With the approach of the 2020 presidential election season, much of the media is now promoting the most pessimistic spin possible on the findings of a recent — and methodologically questionable — NBC News/Wall Street Journal poll.
In an effort to understand the origins of the clerical sex abuse scandal that have plagued the American Church, the United States Conference of Catholic Bishops commissioned studies of the crisis from the John Jay College of Criminal Justice. The first study, published in 2004, were extensive and thoroughly documented the cases of abuse by priests with precision; however, while demonstrating clearly that the clergy sexual abuse scandal involved primarily same-sex behavior between priests and post-pubescent males, the researchers found “no connection between homosexual identity and the increased likelihood of subsequent abuse from the data that we have right now.”
Fifty years ago, the Jewish Telegraphic Agency published a celebratory article with the title: “Doors of Ivy League Colleges Reported Wide Open for Jewish Students.” Reporting that in 1967, “40 percent of the students at Columbia and the University of Pennsylvania are now Jewish.
As individuals move away from organized religion, they begin to search elsewhere for meaning in their lives. Some turn to relationships, to work, or to politics. In doing so, they become creatures not of God but of society-politics. One then has the choice to either rule or be ruled, and the stakes can be no higher, because for the secular humanist man is the highest being, and so power among men is the highest good.
As progressive politicians rediscover that envy can be a path to power, they are trying to outdo each other in their promises to punish those they have defined as the “super-rich.” Senator Elizabeth Warren (D-MA) has proposed a “wealth tax” on those with over $50 million in assets.
As Anti-Semitism continues to grow unchecked on colleges campuses, and within a small cohort currently serving in the United States Congress, Belgium offers a glimpse into a frightening future for us if the hateful rhetoric is allowed to escalate. During the same week that Rep. Ilhan Omar (D-MN) complained about undue Jewish influence in this country and the Jewish “allegiance to a foreign country,” a Carnival parade in the city of Aalst, Belgium on March 3rd, featured anti-Semitic floats with vicious caricatures of stereotypically Jewish figures.

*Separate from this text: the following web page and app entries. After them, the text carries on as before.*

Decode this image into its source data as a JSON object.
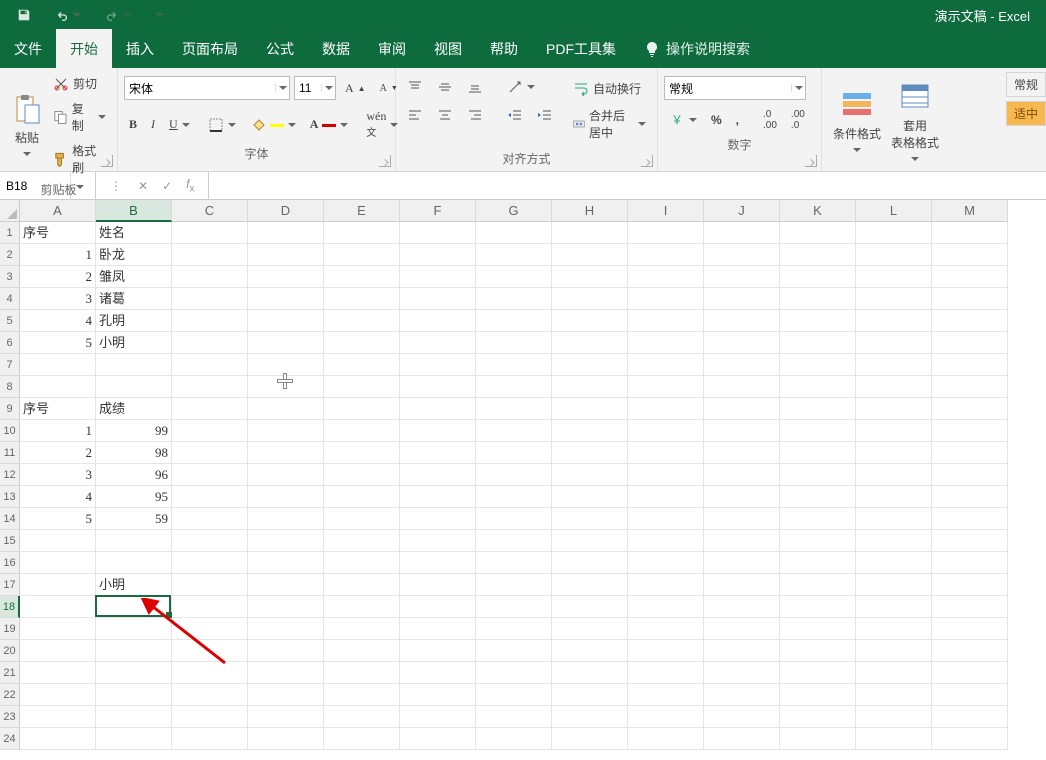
{
  "app": {
    "title": "演示文稿 - Excel"
  },
  "tabs": {
    "file": "文件",
    "home": "开始",
    "insert": "插入",
    "layout": "页面布局",
    "formulas": "公式",
    "data": "数据",
    "review": "审阅",
    "view": "视图",
    "help": "帮助",
    "pdf": "PDF工具集",
    "search": "操作说明搜索"
  },
  "ribbon": {
    "clipboard": {
      "paste": "粘贴",
      "cut": "剪切",
      "copy": "复制",
      "format_painter": "格式刷",
      "label": "剪贴板"
    },
    "font": {
      "name": "宋体",
      "size": "11",
      "label": "字体"
    },
    "alignment": {
      "wrap": "自动换行",
      "merge": "合并后居中",
      "label": "对齐方式"
    },
    "number": {
      "format": "常规",
      "label": "数字"
    },
    "styles": {
      "cond_format": "条件格式",
      "table_format": "套用\n表格格式"
    },
    "side": {
      "normal": "常规",
      "moderate": "适中"
    }
  },
  "formula_bar": {
    "name_box": "B18",
    "formula": ""
  },
  "columns": [
    "A",
    "B",
    "C",
    "D",
    "E",
    "F",
    "G",
    "H",
    "I",
    "J",
    "K",
    "L",
    "M"
  ],
  "row_count": 24,
  "selected": {
    "col": "B",
    "row": 18
  },
  "cells": {
    "A1": "序号",
    "B1": "姓名",
    "A2": "1",
    "B2": "卧龙",
    "A3": "2",
    "B3": "雏凤",
    "A4": "3",
    "B4": "诸葛",
    "A5": "4",
    "B5": "孔明",
    "A6": "5",
    "B6": "小明",
    "A9": "序号",
    "B9": "成绩",
    "A10": "1",
    "B10": "99",
    "A11": "2",
    "B11": "98",
    "A12": "3",
    "B12": "96",
    "A13": "4",
    "B13": "95",
    "A14": "5",
    "B14": "59",
    "B17": "小明"
  },
  "numeric_cells": [
    "A2",
    "A3",
    "A4",
    "A5",
    "A6",
    "A10",
    "A11",
    "A12",
    "A13",
    "A14",
    "B10",
    "B11",
    "B12",
    "B13",
    "B14"
  ]
}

Moving from political obscurity as the gay mayor of South Bend, Indiana, to the media’s flavor-of-the-month Democratic presidential candidate, Mayor Pete Buttigieg announced last week that his campaign has raised over $7 million since launching his exploratory committee in January. “Mayor Pete,” as he has asked his constituents to call him, is the first of the 2020 Democratic presidential candidates to reveal his fundraising total since the first quarter ended on March 31.

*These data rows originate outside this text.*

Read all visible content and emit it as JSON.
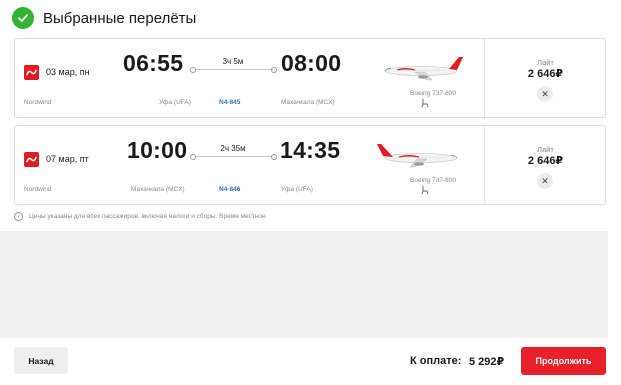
{
  "header": {
    "title": "Выбранные перелёты",
    "icon": "check-circle-icon",
    "accent": "#34b233"
  },
  "flights": [
    {
      "date": "03 мар, пн",
      "airline": "Nordwind",
      "dep_time": "06:55",
      "arr_time": "08:00",
      "duration": "3ч 5м",
      "dep_airport": "Уфа (UFA)",
      "arr_airport": "Махачкала (MCX)",
      "flight_no": "N4-845",
      "aircraft": "Boeing 737-800",
      "fare_name": "Лайт",
      "fare_price": "2 646₽"
    },
    {
      "date": "07 мар, пт",
      "airline": "Nordwind",
      "dep_time": "10:00",
      "arr_time": "14:35",
      "duration": "2ч 35м",
      "dep_airport": "Махачкала (MCX)",
      "arr_airport": "Уфа (UFA)",
      "flight_no": "N4-846",
      "aircraft": "Boeing 737-800",
      "fare_name": "Лайт",
      "fare_price": "2 646₽"
    }
  ],
  "note": "Цены указаны для всех пассажиров, включая налоги и сборы. Время местное.",
  "footer": {
    "back_label": "Назад",
    "total_label": "К оплате:",
    "total_value": "5 292₽",
    "continue_label": "Продолжить"
  },
  "colors": {
    "brand_red": "#e8202a",
    "link_blue": "#3a6fb5",
    "success_green": "#34b233"
  }
}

Emboldened after their victory in passing what Cardinal Dolan has called “ghoulish” legislation aimed at the death of inconvenient pre-born children, New York State’s progressive politicians have already begun their well-funded war on the elderly, the disabled, and the terminally ill as the suicide advocacy group, Compassion & Choices, plans to kick off its 2019 “Medical Aid in Dying Act” campaign this month.

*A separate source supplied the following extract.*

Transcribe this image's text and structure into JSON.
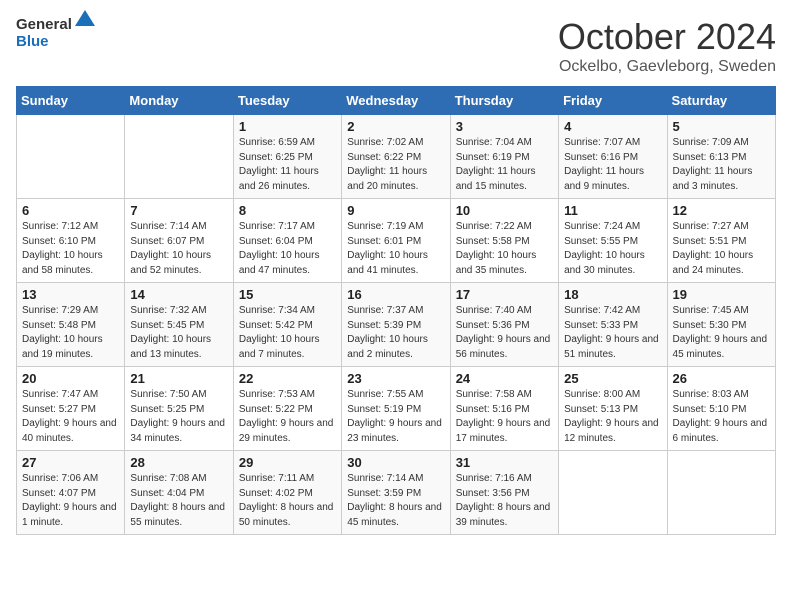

In what is becoming yet another scandal for the Catholic Church, Rhode Island’s governor, Gina Raimondo, joined a growing list of Catholic lawmakers embracing a woman’s access to late-term abortion.